MCA, AG differ on 2G criteria

Written by Ronojoy Banerjee | Ronojoy Banerjee | New Delhi | Updated: Sep 20 2011, 06:54am hrs
Serious divergence in opinions has emerged between the attorney general and the ministry of corporate affairs (MCA) over the interpretation of a key eligibility crietria set by the department of telecommunications (DoT) in awarding 2G licences in January 2008.

In a note, the MCA has said the effective date for change in the authorised share capital of a company should be seen as the day when the proposal is duly passed by the shareholders through a special resolution. However, this view is at variance with the opinions of both the Comptroller & Auditor General of India (CAG) and the Attorney General (AG). Both CAG and AG have consistently argued that the effective date for the same should be when the respective registrar of companies (RoC) records the change and makes necessary alterations in the company's memorandum.

The issue is central to the charges levied against a host of new telecom companies such as Unitech Wireless, Loop, Videocon and S Tel. According to CAG, these firms increased their authorised share capital to meet the DoT requirements by passing a special resolution. However, these companies had not received certificates from RoCs at the time of applying for the licences and so were ineligible.

In a note dated September 8, former law minister and currently corporate affairs minister Veerappa Moily has said, The effective date for increase in the authorised share capital should be the date of passing the requisite resolution by the shareholders. He further said that the ministry's stand should not only be consistent but also precise and certain when it comes to the interpretation of the relevant provisions of the Companies Act".

Under the UASL guidelines, a company must have a minimum authorised share capital of Rs 3-10 crore, which varies from circle to circle. The issue had come up when the CAG in its report had said that eight applicants belonging to the Unitech Group had an authorised share capital of Rs 5 lakh each. In order to meet the eligibility criteria, all these firms increased their authorised share capital on September 20, 2007 through a special resolution. The RoC, however, issued the certificate of registration only on November 8, 2007 after the company deposited the requisite stamp duties on October 3, 2007, much after it had submitted its applications on September 24, 2007. Since the cut-off date for being eligible for licences was September 25, 2007 by the definition of CAG and AG, the company was not eligible for the licences.

Similarly, the issue of change in the authorised share capital by merely passing a special resolution without a certificate from RoC was also raised against Allianz Infratech (later merged with Etilsalat DB), Loop Telecom, Videocon Telecommunications and S Tel.

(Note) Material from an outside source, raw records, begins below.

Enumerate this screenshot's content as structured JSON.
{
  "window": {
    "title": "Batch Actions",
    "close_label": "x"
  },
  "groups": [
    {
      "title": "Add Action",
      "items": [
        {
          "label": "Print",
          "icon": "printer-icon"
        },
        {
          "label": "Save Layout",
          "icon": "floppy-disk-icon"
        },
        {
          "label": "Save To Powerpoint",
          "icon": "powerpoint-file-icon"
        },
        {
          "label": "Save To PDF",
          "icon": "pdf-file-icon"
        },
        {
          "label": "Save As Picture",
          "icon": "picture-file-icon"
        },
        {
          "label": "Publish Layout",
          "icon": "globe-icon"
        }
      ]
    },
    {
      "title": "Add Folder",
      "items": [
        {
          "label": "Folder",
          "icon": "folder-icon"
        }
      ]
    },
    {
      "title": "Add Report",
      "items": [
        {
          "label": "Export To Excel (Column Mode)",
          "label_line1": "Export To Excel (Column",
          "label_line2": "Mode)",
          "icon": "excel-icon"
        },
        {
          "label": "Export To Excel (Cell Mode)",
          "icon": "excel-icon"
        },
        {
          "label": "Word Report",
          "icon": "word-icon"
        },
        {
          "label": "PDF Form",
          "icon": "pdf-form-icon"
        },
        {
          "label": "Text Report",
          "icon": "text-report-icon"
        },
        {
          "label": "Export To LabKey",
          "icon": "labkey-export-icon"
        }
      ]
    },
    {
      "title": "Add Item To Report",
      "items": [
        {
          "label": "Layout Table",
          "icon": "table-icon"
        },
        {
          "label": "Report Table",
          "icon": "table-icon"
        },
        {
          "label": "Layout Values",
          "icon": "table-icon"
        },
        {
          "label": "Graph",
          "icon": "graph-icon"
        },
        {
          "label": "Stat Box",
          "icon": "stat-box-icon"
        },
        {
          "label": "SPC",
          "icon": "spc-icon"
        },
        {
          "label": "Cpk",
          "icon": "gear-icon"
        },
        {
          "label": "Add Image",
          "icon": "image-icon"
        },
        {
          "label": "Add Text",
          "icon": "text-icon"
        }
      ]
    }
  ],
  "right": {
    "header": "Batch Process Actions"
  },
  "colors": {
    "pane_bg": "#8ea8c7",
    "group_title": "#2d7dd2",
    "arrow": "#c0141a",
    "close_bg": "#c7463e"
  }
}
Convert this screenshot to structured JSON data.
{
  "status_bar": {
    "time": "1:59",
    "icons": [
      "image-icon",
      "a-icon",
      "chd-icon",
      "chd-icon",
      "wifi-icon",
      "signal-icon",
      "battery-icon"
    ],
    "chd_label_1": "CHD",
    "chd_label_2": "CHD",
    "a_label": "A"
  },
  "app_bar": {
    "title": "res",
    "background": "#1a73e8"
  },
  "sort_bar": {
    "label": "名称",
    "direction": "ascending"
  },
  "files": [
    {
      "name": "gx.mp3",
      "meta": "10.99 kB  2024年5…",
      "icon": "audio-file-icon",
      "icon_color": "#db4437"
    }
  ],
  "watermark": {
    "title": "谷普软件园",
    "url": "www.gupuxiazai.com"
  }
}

According to Attorney General Goolam E Vahanvati, merely passing a special resolution for increase in authorised share capital is not enough. In the case of increase in authorised share capital, members of the public are entitled to know the precise authorised capital of the company and, therefore, in my opinion, the mere passing of a resolution is not enough. It must be filed with the registrar, he had said in a letter to the DoT and the secretary of law DR Meena last month. A senior government official told FE: We have strictly given our views on the matter based on the Companies Act. The divergence in opinion is on account of the AG taking a larger view of the matter, he said.

Legal experts too are divided on this contentious issue. Senior corporate lawyer Lalit Bhasin agrees with the MCA view that the effective date of change in the authorised share capital should be when the shareholders of the concerned firm have passed the resolution. Managing partner of Corporate Professionals Pavan K Vijay, however, feels that there is some lacuna in the Act. While these companies are not legally wrong, it still does not make them entirely correct legally. There is a fine difference. Whether it is the CBI or the CAG, what needs to be investigated is whether these firms actually had a board meeting and whether a special resolution was passed at all or not, he said.